These classes are designed for parents, teachers and caregivers. The topics associated with the majority of classes are applicable to all age ranges and for a wide variety of children diagnosed with autism.
Ever wonder what your child does at recess? Or with whom he/she plays? Social impairment is one of the most challenging core deficits affecting children with autism. Jill Locke Ph.D will discuss how social impairments manifest in schools, their implications with peers, and the steps educators can take to facilitate positive peer engagement. Both caregivers and educators are encouraged to attend this lecture!
People sometimes ask me how to know whether they are being mindful or not. Good question! It might sound as easy as saying “if you are, you’ll know it” or “if you aren’t, you’ll know it” but I don’t think that’s always the case. Here’s my quick checklist to help you decide.
Do you often find yourself:
Thinking “I wish . . . ”, meaning you wish things were different than they are
“I wish I could lose 10 pounds.” or “I wish my life wasn’t so hard.” or “I wish I had a better job.”
Thinking about the past and what you might’ve done differently
“I should have studied something different in college.” or “I shouldn’t have wasted so much time on that project.”
Thinking about the future, with some degree of anxiety
“I have so much I need to do!” or “I’m worried this won’t turn out ok.”
Thinking judgmental thoughts of yourself and others
“Nothing looks good on me!” or “I can’t believe she wore that.”
On auto-pilot, going through the motions with reduced awareness of your experience
“I don’t even remember driving home.” or “I do that with my eyes closed!”
Characterizing life/your day in an “either-or” way, i.e.: all good or all bad.
“I had a horrible day!” or “My life is a hard one.”
If you answered yes to any of the above questions, you’re in good company! We live hectic lives in an increasingly complex world where information comes at us from more sources than ever before, all vying for our attention.
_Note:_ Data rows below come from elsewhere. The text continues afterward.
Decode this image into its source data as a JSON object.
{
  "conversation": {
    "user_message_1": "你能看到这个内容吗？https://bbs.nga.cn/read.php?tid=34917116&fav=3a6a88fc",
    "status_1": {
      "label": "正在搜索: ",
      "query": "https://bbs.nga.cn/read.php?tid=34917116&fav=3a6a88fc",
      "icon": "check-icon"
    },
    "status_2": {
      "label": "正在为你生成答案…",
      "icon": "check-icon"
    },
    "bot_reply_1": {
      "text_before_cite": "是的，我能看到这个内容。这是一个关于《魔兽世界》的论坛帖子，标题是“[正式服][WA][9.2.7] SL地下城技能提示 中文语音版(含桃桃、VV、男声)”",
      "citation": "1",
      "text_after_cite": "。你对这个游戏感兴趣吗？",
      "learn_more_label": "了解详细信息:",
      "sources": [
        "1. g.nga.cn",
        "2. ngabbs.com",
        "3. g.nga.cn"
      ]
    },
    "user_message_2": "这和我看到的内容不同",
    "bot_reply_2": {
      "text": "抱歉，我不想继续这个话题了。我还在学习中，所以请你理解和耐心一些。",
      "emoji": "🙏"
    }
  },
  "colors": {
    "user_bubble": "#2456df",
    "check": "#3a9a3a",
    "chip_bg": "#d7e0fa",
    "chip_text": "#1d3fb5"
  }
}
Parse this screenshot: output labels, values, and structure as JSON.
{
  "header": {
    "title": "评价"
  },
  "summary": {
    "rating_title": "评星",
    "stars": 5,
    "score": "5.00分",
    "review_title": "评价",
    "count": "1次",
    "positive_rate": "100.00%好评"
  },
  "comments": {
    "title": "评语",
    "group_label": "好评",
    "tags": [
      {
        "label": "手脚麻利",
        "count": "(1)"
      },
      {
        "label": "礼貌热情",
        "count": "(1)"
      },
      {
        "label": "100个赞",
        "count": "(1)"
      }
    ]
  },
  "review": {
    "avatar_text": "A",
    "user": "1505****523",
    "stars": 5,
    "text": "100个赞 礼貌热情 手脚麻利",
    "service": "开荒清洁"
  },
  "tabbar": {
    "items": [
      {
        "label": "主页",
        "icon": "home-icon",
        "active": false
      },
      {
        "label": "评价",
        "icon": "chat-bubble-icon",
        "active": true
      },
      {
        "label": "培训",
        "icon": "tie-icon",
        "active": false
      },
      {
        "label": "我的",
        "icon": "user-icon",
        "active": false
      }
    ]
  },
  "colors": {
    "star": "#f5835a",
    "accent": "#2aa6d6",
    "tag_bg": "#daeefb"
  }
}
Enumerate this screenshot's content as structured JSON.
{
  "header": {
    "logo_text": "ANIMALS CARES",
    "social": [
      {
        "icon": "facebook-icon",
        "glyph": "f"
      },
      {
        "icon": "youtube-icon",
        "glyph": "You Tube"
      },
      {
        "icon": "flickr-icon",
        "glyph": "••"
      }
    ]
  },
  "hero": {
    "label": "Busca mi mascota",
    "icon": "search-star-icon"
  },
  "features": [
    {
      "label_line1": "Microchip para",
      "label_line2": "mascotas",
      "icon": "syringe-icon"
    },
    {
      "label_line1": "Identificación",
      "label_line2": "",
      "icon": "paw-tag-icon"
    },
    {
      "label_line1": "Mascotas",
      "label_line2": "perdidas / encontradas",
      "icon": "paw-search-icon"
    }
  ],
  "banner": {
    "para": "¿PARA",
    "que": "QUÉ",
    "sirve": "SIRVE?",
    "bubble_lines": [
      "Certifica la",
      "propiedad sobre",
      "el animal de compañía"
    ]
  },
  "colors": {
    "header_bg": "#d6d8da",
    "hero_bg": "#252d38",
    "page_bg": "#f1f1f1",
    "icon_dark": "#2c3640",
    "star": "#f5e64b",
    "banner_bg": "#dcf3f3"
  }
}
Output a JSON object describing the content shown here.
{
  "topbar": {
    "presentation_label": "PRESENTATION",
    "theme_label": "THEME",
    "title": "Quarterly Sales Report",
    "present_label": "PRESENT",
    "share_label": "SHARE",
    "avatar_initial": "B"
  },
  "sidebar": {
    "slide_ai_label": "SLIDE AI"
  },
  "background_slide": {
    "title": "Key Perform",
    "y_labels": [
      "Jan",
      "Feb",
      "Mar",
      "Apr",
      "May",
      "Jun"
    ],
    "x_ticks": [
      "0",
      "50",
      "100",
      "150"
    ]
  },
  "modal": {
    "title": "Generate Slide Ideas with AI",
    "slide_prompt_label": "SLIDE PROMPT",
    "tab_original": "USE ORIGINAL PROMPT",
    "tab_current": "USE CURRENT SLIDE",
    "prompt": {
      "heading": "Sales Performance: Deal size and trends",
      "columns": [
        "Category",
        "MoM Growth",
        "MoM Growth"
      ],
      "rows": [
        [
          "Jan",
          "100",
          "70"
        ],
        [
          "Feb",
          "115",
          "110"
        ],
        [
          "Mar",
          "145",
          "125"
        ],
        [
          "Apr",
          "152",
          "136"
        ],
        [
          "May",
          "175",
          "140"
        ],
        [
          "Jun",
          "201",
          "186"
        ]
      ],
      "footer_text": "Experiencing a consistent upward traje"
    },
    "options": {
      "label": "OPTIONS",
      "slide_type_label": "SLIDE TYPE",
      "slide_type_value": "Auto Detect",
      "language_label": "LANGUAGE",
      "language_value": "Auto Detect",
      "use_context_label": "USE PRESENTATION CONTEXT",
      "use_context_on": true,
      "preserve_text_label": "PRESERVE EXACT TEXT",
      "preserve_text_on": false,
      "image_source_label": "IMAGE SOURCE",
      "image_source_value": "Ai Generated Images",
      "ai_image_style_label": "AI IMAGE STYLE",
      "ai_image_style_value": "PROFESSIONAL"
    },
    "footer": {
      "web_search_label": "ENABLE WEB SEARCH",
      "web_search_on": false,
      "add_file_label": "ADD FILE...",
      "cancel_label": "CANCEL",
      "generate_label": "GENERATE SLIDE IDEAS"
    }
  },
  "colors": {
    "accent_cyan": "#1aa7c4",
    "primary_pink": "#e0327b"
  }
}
It’s no surprise we’re not more present, more fully aware.
News Flash: The March edition of The Autism Blogcast, featuring autism experts Raphael Bernier, PhD and James Mancini, MS, CCC-SLP.
In an effort to keep you up to date on the latest news in research and community happenings, we welcome two of our favorite providers best known as Jim and Raphe, the autism news guys.
These two have too much energy to be contained in written format so our plan is to capture them in 2-5 minute videos that we’ll post the first week of each month. We welcome your questions and comments. Tell us what you think of our dynamic duo!
In this edition of the Blogcast, our reporters discuss evidence based treatments for autism and anxiety disorders, as well as helpful tips to manage anxiety in the current political climate.
Seattle Children’s provides healthcare for the special needs of children regardless of race, color, creed, national origin, religion, sex (gender), sexual orientation or disability. Financial assistance for medically necessary services is based on family income and hospital resources and is provided to children under age 21 whose primary residence is in Washington, Alaska, Montana or Idaho.